> **TRY IT**:
All the data must be output exactly as given.

> **DATA RECORDS**:
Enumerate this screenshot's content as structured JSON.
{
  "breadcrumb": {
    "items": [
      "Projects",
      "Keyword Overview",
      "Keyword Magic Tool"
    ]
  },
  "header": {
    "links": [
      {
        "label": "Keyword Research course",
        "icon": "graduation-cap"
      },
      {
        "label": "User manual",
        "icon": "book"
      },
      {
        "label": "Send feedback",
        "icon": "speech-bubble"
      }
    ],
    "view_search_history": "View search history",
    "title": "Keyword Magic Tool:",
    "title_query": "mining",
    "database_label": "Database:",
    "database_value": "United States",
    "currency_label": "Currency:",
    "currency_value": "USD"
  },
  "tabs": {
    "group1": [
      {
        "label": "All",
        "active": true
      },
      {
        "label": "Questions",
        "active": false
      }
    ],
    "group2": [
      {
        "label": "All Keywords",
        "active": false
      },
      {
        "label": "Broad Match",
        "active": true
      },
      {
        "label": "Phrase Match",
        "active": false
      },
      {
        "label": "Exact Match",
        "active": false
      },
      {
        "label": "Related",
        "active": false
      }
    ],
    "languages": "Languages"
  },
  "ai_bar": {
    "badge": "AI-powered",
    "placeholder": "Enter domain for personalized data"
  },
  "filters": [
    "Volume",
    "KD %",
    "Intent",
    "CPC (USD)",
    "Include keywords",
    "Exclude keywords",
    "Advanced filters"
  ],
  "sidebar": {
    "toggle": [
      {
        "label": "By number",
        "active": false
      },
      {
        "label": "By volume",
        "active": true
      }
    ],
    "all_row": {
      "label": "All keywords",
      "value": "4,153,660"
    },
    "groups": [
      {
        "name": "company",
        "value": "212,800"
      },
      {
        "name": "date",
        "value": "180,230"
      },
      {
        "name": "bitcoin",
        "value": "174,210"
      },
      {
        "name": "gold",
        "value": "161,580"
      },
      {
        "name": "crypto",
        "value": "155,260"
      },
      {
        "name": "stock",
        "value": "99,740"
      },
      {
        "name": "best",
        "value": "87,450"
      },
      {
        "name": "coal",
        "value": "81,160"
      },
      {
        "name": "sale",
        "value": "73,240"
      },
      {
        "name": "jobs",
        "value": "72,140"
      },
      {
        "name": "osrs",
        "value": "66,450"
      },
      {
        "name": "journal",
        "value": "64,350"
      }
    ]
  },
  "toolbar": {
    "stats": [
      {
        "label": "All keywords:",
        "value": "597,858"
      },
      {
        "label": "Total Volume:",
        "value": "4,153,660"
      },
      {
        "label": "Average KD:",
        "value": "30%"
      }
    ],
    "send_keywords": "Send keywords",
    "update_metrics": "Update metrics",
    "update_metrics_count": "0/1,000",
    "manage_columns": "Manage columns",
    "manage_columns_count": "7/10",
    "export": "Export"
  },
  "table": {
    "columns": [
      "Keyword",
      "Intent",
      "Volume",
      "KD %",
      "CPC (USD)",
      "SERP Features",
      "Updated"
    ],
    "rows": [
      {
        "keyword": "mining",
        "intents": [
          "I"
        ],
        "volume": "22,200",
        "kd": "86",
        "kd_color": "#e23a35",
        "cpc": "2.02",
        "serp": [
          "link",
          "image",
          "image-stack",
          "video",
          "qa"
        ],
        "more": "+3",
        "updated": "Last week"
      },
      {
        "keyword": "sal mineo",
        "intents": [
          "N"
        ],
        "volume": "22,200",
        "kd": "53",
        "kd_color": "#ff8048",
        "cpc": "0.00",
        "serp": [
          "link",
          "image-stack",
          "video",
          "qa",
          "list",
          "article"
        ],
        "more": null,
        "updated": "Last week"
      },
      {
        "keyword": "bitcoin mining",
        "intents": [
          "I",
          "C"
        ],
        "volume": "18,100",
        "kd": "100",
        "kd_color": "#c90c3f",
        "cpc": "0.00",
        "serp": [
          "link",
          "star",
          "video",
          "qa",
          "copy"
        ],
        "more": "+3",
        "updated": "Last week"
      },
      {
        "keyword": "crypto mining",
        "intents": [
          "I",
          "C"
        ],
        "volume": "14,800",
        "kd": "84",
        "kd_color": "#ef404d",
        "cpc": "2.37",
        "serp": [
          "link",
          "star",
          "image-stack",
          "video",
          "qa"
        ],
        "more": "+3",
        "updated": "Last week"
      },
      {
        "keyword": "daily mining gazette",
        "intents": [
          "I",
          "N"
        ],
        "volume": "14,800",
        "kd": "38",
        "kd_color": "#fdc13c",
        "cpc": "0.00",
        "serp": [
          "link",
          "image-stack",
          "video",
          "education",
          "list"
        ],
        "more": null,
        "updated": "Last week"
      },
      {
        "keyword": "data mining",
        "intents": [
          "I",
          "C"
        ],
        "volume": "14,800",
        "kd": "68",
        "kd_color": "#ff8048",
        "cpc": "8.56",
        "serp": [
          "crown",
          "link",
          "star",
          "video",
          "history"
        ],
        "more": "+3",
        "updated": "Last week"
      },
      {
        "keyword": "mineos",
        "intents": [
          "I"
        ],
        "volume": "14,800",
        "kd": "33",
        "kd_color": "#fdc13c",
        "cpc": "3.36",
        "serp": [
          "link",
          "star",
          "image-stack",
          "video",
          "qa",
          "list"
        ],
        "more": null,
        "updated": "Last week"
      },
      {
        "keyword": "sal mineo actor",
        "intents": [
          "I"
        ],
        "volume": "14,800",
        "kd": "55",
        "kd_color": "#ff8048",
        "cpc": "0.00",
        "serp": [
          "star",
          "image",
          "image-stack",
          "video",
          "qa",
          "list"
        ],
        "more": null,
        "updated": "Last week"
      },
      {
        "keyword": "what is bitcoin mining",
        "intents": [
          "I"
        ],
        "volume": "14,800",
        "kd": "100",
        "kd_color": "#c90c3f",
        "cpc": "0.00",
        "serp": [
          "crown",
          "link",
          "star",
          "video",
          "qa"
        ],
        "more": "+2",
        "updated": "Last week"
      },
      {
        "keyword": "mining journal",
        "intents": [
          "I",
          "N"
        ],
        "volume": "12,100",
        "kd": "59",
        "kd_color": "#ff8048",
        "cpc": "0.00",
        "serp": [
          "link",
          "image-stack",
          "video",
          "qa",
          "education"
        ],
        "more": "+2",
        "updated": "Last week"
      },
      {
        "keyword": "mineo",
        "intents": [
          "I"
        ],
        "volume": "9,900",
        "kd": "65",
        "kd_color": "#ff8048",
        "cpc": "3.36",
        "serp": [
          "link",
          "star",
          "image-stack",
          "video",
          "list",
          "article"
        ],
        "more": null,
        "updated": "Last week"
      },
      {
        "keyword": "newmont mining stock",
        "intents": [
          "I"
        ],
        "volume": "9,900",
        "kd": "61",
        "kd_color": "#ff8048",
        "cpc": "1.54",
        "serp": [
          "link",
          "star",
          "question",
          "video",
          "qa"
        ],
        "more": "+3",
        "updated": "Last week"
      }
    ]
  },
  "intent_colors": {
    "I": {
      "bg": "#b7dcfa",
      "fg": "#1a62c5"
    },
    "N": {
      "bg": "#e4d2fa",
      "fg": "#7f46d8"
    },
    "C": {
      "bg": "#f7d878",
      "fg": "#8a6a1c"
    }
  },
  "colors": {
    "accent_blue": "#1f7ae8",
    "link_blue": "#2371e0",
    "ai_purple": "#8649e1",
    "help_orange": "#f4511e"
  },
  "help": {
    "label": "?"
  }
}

> **WRITTEN ANSWER**:
Enumerate this screenshot's content as structured JSON.
{
  "breadcrumb": {
    "items": [
      "Projects",
      "Keyword Overview",
      "Keyword Magic Tool"
    ]
  },
  "header": {
    "links": [
      {
        "label": "Keyword Research course",
        "icon": "graduation-cap"
      },
      {
        "label": "User manual",
        "icon": "book"
      },
      {
        "label": "Send feedback",
        "icon": "speech-bubble"
      }
    ],
    "view_search_history": "View search history",
    "title": "Keyword Magic Tool:",
    "title_query": "mining",
    "database_label": "Database:",
    "database_value": "United States",
    "currency_label": "Currency:",
    "currency_value": "USD"
  },
  "tabs": {
    "group1": [
      {
        "label": "All",
        "active": true
      },
      {
        "label": "Questions",
        "active": false
      }
    ],
    "group2": [
      {
        "label": "All Keywords",
        "active": false
      },
      {
        "label": "Broad Match",
        "active": true
      },
      {
        "label": "Phrase Match",
        "active": false
      },
      {
        "label": "Exact Match",
        "active": false
      },
      {
        "label": "Related",
        "active": false
      }
    ],
    "languages": "Languages"
  },
  "ai_bar": {
    "badge": "AI-powered",
    "placeholder": "Enter domain for personalized data"
  },
  "filters": [
    "Volume",
    "KD %",
    "Intent",
    "CPC (USD)",
    "Include keywords",
    "Exclude keywords",
    "Advanced filters"
  ],
  "sidebar": {
    "toggle": [
      {
        "label": "By number",
        "active": false
      },
      {
        "label": "By volume",
        "active": true
      }
    ],
    "all_row": {
      "label": "All keywords",
      "value": "4,153,660"
    },
    "groups": [
      {
        "name": "company",
        "value": "212,800"
      },
      {
        "name": "date",
        "value": "180,230"
      },
      {
        "name": "bitcoin",
        "value": "174,210"
      },
      {
        "name": "gold",
        "value": "161,580"
      },
      {
        "name": "crypto",
        "value": "155,260"
      },
      {
        "name": "stock",
        "value": "99,740"
      },
      {
        "name": "best",
        "value": "87,450"
      },
      {
        "name": "coal",
        "value": "81,160"
      },
      {
        "name": "sale",
        "value": "73,240"
      },
      {
        "name": "jobs",
        "value": "72,140"
      },
      {
        "name": "osrs",
        "value": "66,450"
      },
      {
        "name": "journal",
        "value": "64,350"
      }
    ]
  },
  "toolbar": {
    "stats": [
      {
        "label": "All keywords:",
        "value": "597,858"
      },
      {
        "label": "Total Volume:",
        "value": "4,153,660"
      },
      {
        "label": "Average KD:",
        "value": "30%"
      }
    ],
    "send_keywords": "Send keywords",
    "update_metrics": "Update metrics",
    "update_metrics_count": "0/1,000",
    "manage_columns": "Manage columns",
    "manage_columns_count": "7/10",
    "export": "Export"
  },
  "table": {
    "columns": [
      "Keyword",
      "Intent",
      "Volume",
      "KD %",
      "CPC (USD)",
      "SERP Features",
      "Updated"
    ],
    "rows": [
      {
        "keyword": "mining",
        "intents": [
          "I"
        ],
        "volume": "22,200",
        "kd": "86",
        "kd_color": "#e23a35",
        "cpc": "2.02",
        "serp": [
          "link",
          "image",
          "image-stack",
          "video",
          "qa"
        ],
        "more": "+3",
        "updated": "Last week"
      },
      {
        "keyword": "sal mineo",
        "intents": [
          "N"
        ],
        "volume": "22,200",
        "kd": "53",
        "kd_color": "#ff8048",
        "cpc": "0.00",
        "serp": [
          "link",
          "image-stack",
          "video",
          "qa",
          "list",
          "article"
        ],
        "more": null,
        "updated": "Last week"
      },
      {
        "keyword": "bitcoin mining",
        "intents": [
          "I",
          "C"
        ],
        "volume": "18,100",
        "kd": "100",
        "kd_color": "#c90c3f",
        "cpc": "0.00",
        "serp": [
          "link",
          "star",
          "video",
          "qa",
          "copy"
        ],
        "more": "+3",
        "updated": "Last week"
      },
      {
        "keyword": "crypto mining",
        "intents": [
          "I",
          "C"
        ],
        "volume": "14,800",
        "kd": "84",
        "kd_color": "#ef404d",
        "cpc": "2.37",
        "serp": [
          "link",
          "star",
          "image-stack",
          "video",
          "qa"
        ],
        "more": "+3",
        "updated": "Last week"
      },
      {
        "keyword": "daily mining gazette",
        "intents": [
          "I",
          "N"
        ],
        "volume": "14,800",
        "kd": "38",
        "kd_color": "#fdc13c",
        "cpc": "0.00",
        "serp": [
          "link",
          "image-stack",
          "video",
          "education",
          "list"
        ],
        "more": null,
        "updated": "Last week"
      },
      {
        "keyword": "data mining",
        "intents": [
          "I",
          "C"
        ],
        "volume": "14,800",
        "kd": "68",
        "kd_color": "#ff8048",
        "cpc": "8.56",
        "serp": [
          "crown",
          "link",
          "star",
          "video",
          "history"
        ],
        "more": "+3",
        "updated": "Last week"
      },
      {
        "keyword": "mineos",
        "intents": [
          "I"
        ],
        "volume": "14,800",
        "kd": "33",
        "kd_color": "#fdc13c",
        "cpc": "3.36",
        "serp": [
          "link",
          "star",
          "image-stack",
          "video",
          "qa",
          "list"
        ],
        "more": null,
        "updated": "Last week"
      },
      {
        "keyword": "sal mineo actor",
        "intents": [
          "I"
        ],
        "volume": "14,800",
        "kd": "55",
        "kd_color": "#ff8048",
        "cpc": "0.00",
        "serp": [
          "star",
          "image",
          "image-stack",
          "video",
          "qa",
          "list"
        ],
        "more": null,
        "updated": "Last week"
      },
      {
        "keyword": "what is bitcoin mining",
        "intents": [
          "I"
        ],
        "volume": "14,800",
        "kd": "100",
        "kd_color": "#c90c3f",
        "cpc": "0.00",
        "serp": [
          "crown",
          "link",
          "star",
          "video",
          "qa"
        ],
        "more": "+2",
        "updated": "Last week"
      },
      {
        "keyword": "mining journal",
        "intents": [
          "I",
          "N"
        ],
        "volume": "12,100",
        "kd": "59",
        "kd_color": "#ff8048",
        "cpc": "0.00",
        "serp": [
          "link",
          "image-stack",
          "video",
          "qa",
          "education"
        ],
        "more": "+2",
        "updated": "Last week"
      },
      {
        "keyword": "mineo",
        "intents": [
          "I"
        ],
        "volume": "9,900",
        "kd": "65",
        "kd_color": "#ff8048",
        "cpc": "3.36",
        "serp": [
          "link",
          "star",
          "image-stack",
          "video",
          "list",
          "article"
        ],
        "more": null,
        "updated": "Last week"
      },
      {
        "keyword": "newmont mining stock",
        "intents": [
          "I"
        ],
        "volume": "9,900",
        "kd": "61",
        "kd_color": "#ff8048",
        "cpc": "1.54",
        "serp": [
          "link",
          "star",
          "question",
          "video",
          "qa"
        ],
        "more": "+3",
        "updated": "Last week"
      }
    ]
  },
  "intent_colors": {
    "I": {
      "bg": "#b7dcfa",
      "fg": "#1a62c5"
    },
    "N": {
      "bg": "#e4d2fa",
      "fg": "#7f46d8"
    },
    "C": {
      "bg": "#f7d878",
      "fg": "#8a6a1c"
    }
  },
  "colors": {
    "accent_blue": "#1f7ae8",
    "link_blue": "#2371e0",
    "ai_purple": "#8649e1",
    "help_orange": "#f4511e"
  },
  "help": {
    "label": "?"
  }
}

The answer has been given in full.